‘Finances,’ he said now, glancing down at his agenda paper. ‘To put it bluntly, the hospice is in a very poor financial state. It’s a combination of things, as always – expenditure is up considerably, income is down considerably. We have a large deficit. We have been dipping into our reserves and living beyond our means, though not in any sense of being profligate. But however justified every penny of our spending may be, the fact is that we can’t continue to lay out more than is coming in, so we must either cut our costs or bring in more money, or both, preferably both.’

The meeting gathered energy and determination, proposals flew round the table, suggestions were discussed, strategies examined. After listening and noting, Lowther asked them to consider appointing a fund-raising committee – not, as he put it, to discuss coffee mornings but to find ways of accessing serious financial support from major donors, trusts and grant-making bodies.

‘Don’t we need a professional fund-raiser?’ someone asked. ‘This is a competitive area. Funding is big business.’

‘Fund-raisers command high salaries. I do dislike the idea of paying over a lot to someone before we even start.’

‘We can’t make an appointment of that kind,’ John Lowther said. ‘We simply don’t have the money.’

‘This isn’t something for amateurs – as you say, it’s competitive and it’s time-consuming. A new committee would be drawn from where? Some of us? It’s difficult enough to find time to attend trustees’ meetings every month.’

Everyone spoke, everyone had an opinion, but there were no positive suggestions.

‘Perhaps you’d allow me to reiterate what a really desperate financial situation we find ourselves in.’

Lowther looked round at them all slowly.

‘It ought to focus our minds. It took the effort and will and strength of so many people to build Imogen House – and money. Without that, I doubt if we would be here at all.’

‘We absolutely need to be here,’ Cat said. ‘To lose the services of the hospice is unimaginable. The calls on us are increasing month on month.’

The meeting continued for an hour and a half longer, until everyone was exhausted. They broke up with the decision having been made to establish a separate working party with the sole remit to come up with ways of bringing in money.

Cat was leaving to do a quick ward round before going home when John Lowther beckoned to her.

‘May I have a word? I want to ask your advice.’

She wondered if it had to do with the discovery of Harriet’s body.

‘Have you by any chance met Leo Fison?’

‘I don’t think so. The name doesn’t ring a bell.’

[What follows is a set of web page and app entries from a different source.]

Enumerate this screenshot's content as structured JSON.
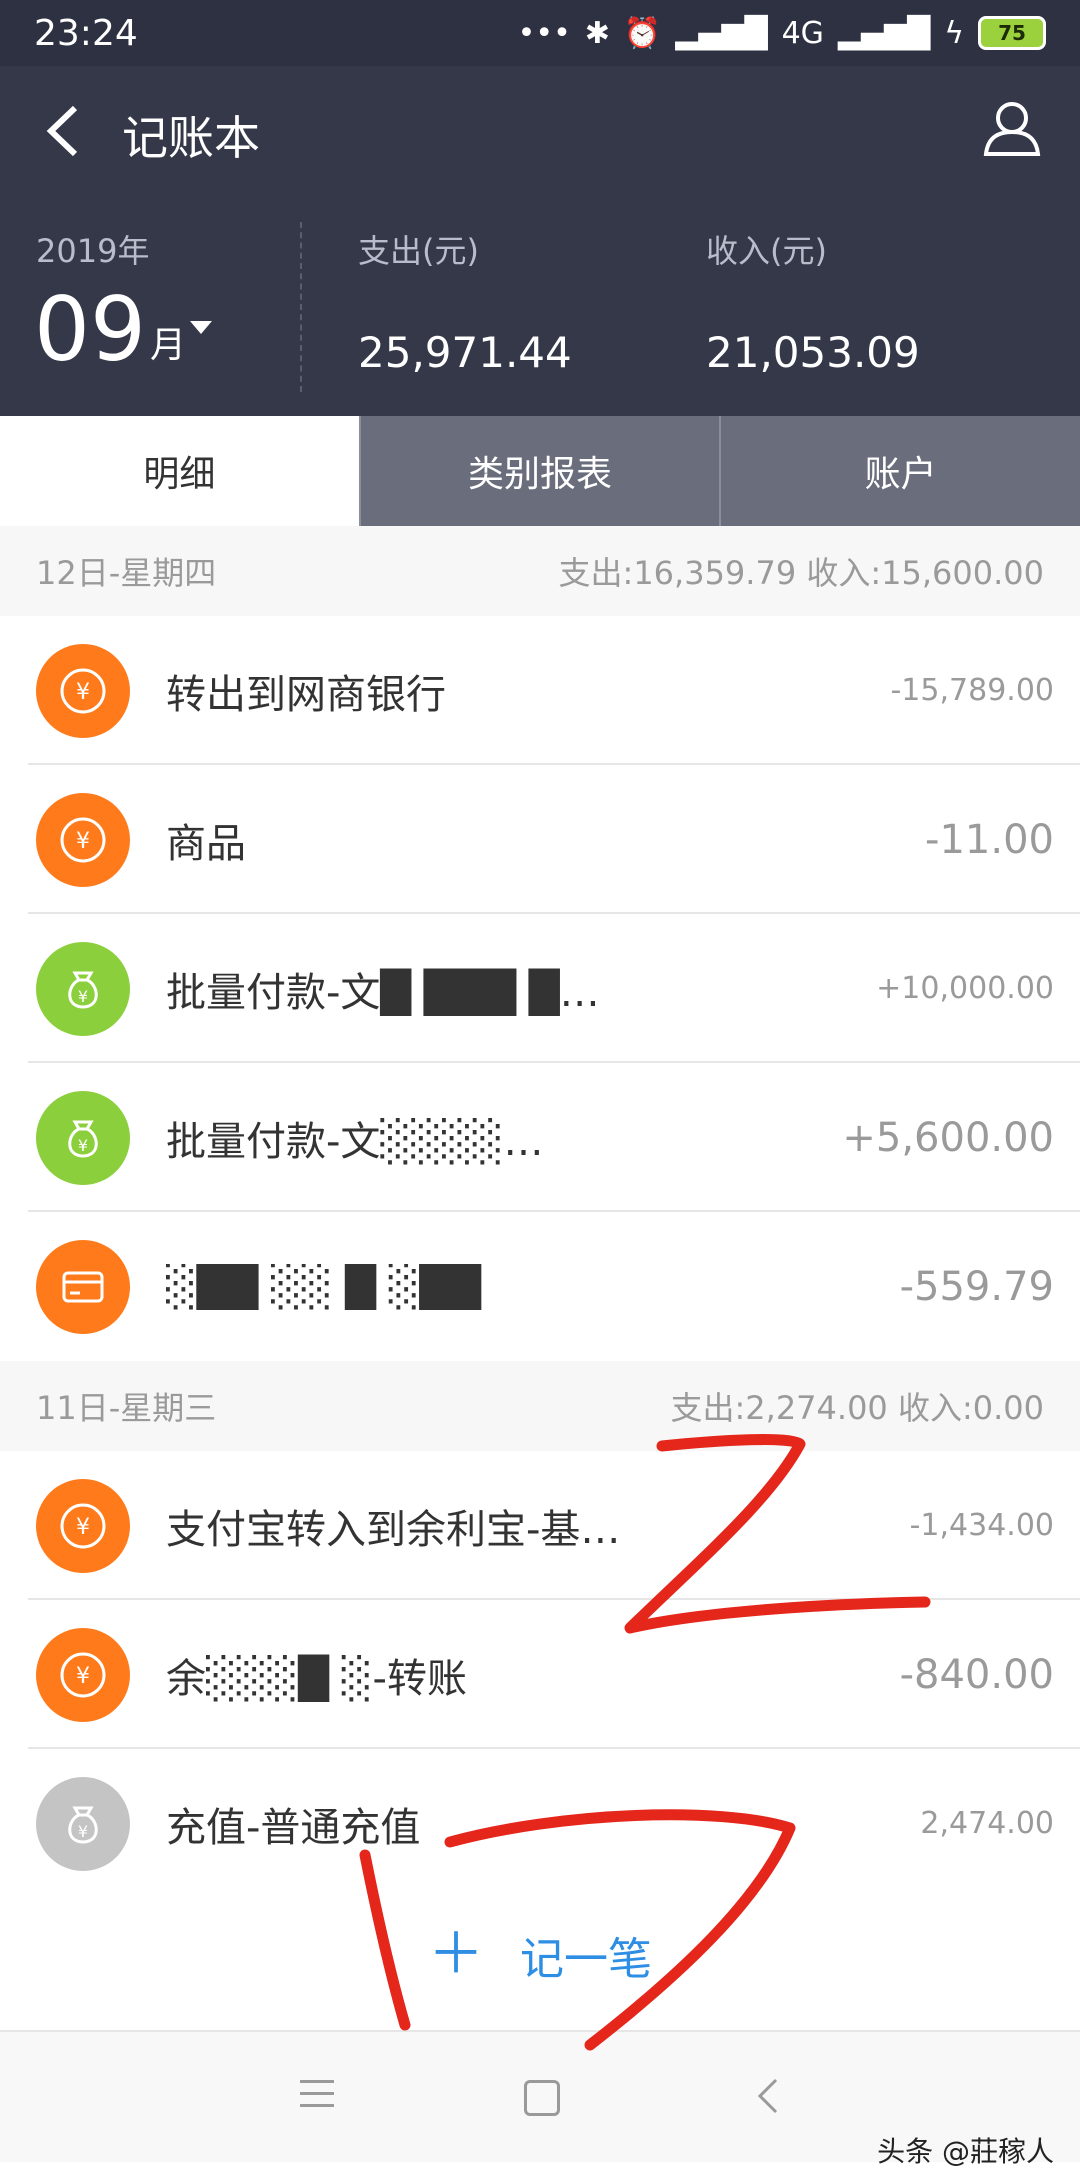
{
  "status_bar": {
    "time": "23:24",
    "network": "4G",
    "battery": "75"
  },
  "header": {
    "title": "记账本",
    "year": "2019年",
    "month": "09",
    "month_unit": "月",
    "expense_label": "支出(元)",
    "expense_value": "25,971.44",
    "income_label": "收入(元)",
    "income_value": "21,053.09"
  },
  "tabs": [
    {
      "label": "明细",
      "active": true
    },
    {
      "label": "类别报表",
      "active": false
    },
    {
      "label": "账户",
      "active": false
    }
  ],
  "groups": [
    {
      "date": "12日-星期四",
      "summary": "支出:16,359.79 收入:15,600.00",
      "items": [
        {
          "icon": "yuan-coin-icon",
          "label": "转出到网商银行",
          "amount": "-15,789.00"
        },
        {
          "icon": "yuan-coin-icon",
          "label": "商品",
          "amount": "-11.00"
        },
        {
          "icon": "money-bag-icon",
          "label": "批量付款-文█ ███ █…",
          "amount": "+10,000.00"
        },
        {
          "icon": "money-bag-icon",
          "label": "批量付款-文░░░░…",
          "amount": "+5,600.00"
        },
        {
          "icon": "bank-card-icon",
          "label": "░██ ░░ █ ░██",
          "amount": "-559.79"
        }
      ]
    },
    {
      "date": "11日-星期三",
      "summary": "支出:2,274.00 收入:0.00",
      "items": [
        {
          "icon": "yuan-coin-icon",
          "label": "支付宝转入到余利宝-基…",
          "amount": "-1,434.00"
        },
        {
          "icon": "yuan-coin-icon",
          "label": "余░░░█ ░-转账",
          "amount": "-840.00"
        },
        {
          "icon": "money-bag-icon",
          "label": "充值-普通充值",
          "amount": "2,474.00"
        }
      ]
    }
  ],
  "add_button": {
    "label": "记一笔"
  },
  "watermark": "头条 @莊稼人"
}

‘Leo is someone I knew years ago. He was a doctor but retired when he had a spell of ill health in his fifties – a cancer but all clear for some time now – and he has been wanting to find a way back into working again, though not in ordinary practice. He inherited some money and he has come down this way – his wife has family in the county. He’s setting up a small care home specifically for people with dementia – no more than eight or so patients at a time. The emphasis, as far as I can gather, is on individual care and one-to-one therapy.’

‘It’s very much needed,’ Cat said. ‘A lot of new work is being done on dementia care. There isn’t a cure but some of the ideas are quite positive.’

‘I knew you’d be up to speed with this. I told Leo as much.’


‘We were talking about things here. I’d like you to see what he’s doing – the house has been renovated and updated, made fit for purpose. But they plan to take people in quite soon.’

‘Then I should go over. It’s important to see what’s available – people expect an honest report from their doctor.’

‘I did have another thought. Leo will be running the home with his wife, Moira – and of course staff – but I think he will have some free time. He’s always had business interests, via a family firm, as well as being a doctor, but those don’t occupy him much nowadays and he would make a first-rate chairman of our new committee. Leo knows a lot of people.’

‘Not what you know …’

‘Indeed. He has a way with him, lots of contacts, but he’s also new to this part of the world and so without prejudice, if you take my point. That can be a positive asset.’

‘It needs someone with energy and a real commitment to the work of a hospice. Not going to be easy, John.’